NORTHFIELD, Ill. Kraft Foods highlighted more than 30 new products at the 2010 Food Marketing Institute Show in Las Vegas, the food giant said this week.
Kraft Foods is building on its innovative efforts earlier this year to deliver more restaurant-inspired flavors in its products, the company said. At the same time, time-starved consumers are still looking for accessible snacks and Kraft Foods is First to the Table with new, great-tasting options. Even old favorites, like Kraft Macaroni & Cheese’s Easy Mac line has been renamed to Kraft microwavable macaroni & cheese dinner cups.
“We continue to see the greatest growth in our snacking, confectionery and quick meal products at Kraft Foods,” said Bob Becker, SVP new product development for Kraft Foods North America. “More consumers are ‘on the go’ and therefore in search of quick and delicious treats, and Kraft Foods is leading the way with reinvigorated foods and beverages that boast both taste and convenience.”
In addition to the quick meal category, Kraft has expanded its snack lines to include such products as:

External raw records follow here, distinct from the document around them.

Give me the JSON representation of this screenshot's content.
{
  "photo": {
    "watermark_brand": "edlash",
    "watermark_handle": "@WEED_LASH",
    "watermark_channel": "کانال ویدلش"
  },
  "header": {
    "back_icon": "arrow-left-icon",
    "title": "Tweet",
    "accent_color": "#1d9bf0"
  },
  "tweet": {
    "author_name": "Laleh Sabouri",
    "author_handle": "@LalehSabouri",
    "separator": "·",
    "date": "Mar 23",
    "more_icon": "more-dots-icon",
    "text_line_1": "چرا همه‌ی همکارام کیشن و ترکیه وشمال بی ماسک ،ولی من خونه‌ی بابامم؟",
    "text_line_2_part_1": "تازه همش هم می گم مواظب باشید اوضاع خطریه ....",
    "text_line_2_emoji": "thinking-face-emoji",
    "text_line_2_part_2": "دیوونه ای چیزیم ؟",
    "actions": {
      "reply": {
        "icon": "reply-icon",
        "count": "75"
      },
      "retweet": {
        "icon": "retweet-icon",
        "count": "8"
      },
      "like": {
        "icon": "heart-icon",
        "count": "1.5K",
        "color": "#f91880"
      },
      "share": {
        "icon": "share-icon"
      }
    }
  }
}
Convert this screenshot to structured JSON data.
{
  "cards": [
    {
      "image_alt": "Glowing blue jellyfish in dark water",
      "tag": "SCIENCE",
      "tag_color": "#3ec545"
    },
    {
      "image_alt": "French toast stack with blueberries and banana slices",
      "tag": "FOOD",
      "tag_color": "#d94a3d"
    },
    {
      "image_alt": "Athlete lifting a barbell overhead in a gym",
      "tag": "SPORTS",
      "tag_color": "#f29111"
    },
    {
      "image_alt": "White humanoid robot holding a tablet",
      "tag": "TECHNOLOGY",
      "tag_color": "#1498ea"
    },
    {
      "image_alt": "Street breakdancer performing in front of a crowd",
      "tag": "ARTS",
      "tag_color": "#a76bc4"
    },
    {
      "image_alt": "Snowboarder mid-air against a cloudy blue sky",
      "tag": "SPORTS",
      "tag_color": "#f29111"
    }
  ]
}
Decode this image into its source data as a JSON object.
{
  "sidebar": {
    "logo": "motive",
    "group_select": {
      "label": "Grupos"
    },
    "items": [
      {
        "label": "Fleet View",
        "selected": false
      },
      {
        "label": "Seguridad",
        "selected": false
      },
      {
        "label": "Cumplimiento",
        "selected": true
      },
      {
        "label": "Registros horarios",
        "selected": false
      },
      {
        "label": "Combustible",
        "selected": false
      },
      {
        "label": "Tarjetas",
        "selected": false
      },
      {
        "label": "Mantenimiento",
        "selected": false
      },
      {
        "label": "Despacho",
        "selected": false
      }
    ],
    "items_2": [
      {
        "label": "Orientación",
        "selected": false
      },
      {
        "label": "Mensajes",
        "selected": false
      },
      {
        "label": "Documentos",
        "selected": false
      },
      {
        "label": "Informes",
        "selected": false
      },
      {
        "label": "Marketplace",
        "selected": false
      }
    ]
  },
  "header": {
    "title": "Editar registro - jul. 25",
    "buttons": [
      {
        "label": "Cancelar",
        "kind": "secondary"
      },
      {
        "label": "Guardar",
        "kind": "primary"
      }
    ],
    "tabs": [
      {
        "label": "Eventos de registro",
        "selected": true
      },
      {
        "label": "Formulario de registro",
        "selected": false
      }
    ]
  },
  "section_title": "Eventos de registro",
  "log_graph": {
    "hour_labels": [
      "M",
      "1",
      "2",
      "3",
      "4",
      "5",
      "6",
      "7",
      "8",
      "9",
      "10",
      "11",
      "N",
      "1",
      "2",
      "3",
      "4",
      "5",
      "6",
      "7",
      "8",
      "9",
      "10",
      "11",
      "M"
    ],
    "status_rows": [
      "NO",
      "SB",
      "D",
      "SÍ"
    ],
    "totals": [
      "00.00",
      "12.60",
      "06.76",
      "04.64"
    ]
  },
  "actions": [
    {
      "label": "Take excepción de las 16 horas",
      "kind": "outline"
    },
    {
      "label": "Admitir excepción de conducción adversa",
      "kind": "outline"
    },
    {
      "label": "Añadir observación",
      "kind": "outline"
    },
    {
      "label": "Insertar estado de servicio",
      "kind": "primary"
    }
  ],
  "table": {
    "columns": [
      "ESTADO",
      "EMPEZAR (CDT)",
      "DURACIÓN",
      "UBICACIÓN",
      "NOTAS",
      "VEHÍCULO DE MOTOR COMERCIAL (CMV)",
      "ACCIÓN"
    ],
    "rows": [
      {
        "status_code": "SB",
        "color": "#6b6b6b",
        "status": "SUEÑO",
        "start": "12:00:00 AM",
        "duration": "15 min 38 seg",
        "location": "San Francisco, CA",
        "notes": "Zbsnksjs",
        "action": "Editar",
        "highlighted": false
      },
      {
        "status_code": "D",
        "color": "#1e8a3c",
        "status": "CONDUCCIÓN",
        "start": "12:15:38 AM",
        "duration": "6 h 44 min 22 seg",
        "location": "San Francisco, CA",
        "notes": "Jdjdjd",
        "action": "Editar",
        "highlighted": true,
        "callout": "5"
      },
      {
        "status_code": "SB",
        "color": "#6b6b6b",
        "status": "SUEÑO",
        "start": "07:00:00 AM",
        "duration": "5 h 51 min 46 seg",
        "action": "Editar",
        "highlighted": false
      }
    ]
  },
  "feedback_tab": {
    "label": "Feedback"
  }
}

- Chips Ahoy! cookies with tasty candies mixed in, including Reese’s peanut butter cups and Heath English toffee bars.
- Halls Refresh 2-in-1 specially formulated with mouthwatering dual flavor technology that delivers a lemon base flavor with raspberry speckles, and all with Halls Refresh “moisture action” ingredient.
- Honey Maid Grahams: Just in time for s’more season, the new Limited Edition graham cracker is square-shaped and ideal for making the favorite campfire treat.
- Mousse Temptations by Jell-O Mousse snacks, now available in Chocolate Mint Sensation, a sugar-free flavor that is only 60 calories
- Nabisco 100 Calorie Packs: chocolate fudge shortbread and mint fudge chocolate shortbread are two new varieties in convenient on-the-go, portion control packages.
- Nabisco Classics: New to the line of nostaglic flavors Cookie Carnival and Snickerdoodle varieties
- Oreo: Limited edition Oreo DQ Blizzard Creme and Strawberry Milkshake flavored cremes tucked inside dark chocolate Oreo wafers, in addition to a limited edition NASCAR Oreo with custom graphics and fun racing design
Whole grain, bran intake may reduce death risk in diabetic women
NEW YORK Women who consume bran and whole grain foods are less likely to die from cardiovascular disease and other causes, researchers reported in the American Heart Association’s journal, Circulation.
The study — led by senior author Lu Qi, M.D., Ph.D., and colleagues — used data from 7,822 women diagnosed with Type 2 diabetes. During up to 26 years of follow-up, 852 deaths occurred, including 295 from cardiovascular disease in the diabetic women. The researchers used data from the food frequency questionnaires to calculate consumption of whole grain and its sub-components of bran and germ, as well as cereal fiber, in grams per day. They then divided the women into five groups based on their consumption of whole grain and its components.
Women who ate the most bran had 9.73 grams (median value) per day; those with the lowest consumption ate less than 0.8 grams (median value) per day.
The result: Women with Type 2 diabetes who ate the most bran had an average 35% lower risk of death from CVD and a 28% reduction in death from all causes than women who ate the least amount.
“To my knowledge, this is the first study of whole grain and its components and risk of death in diabetic patients,” said Qi, assistant professor of medicine at Harvard Medical School and assistant professor of nutrition in the Harvard School of Public Health. “Patients with diabetes face two to three times the risk of cardiovascular disease and premature death compared to the general population. These findings suggest a potential benefit of whole grain, and particularly bran, in reducing death and cardiovascular risk in diabetic patients.”
The American Heart Association recommends a dietary pattern rich in whole-grain, high fiber foods and that half of an individual’s grain intake should come from whole grains.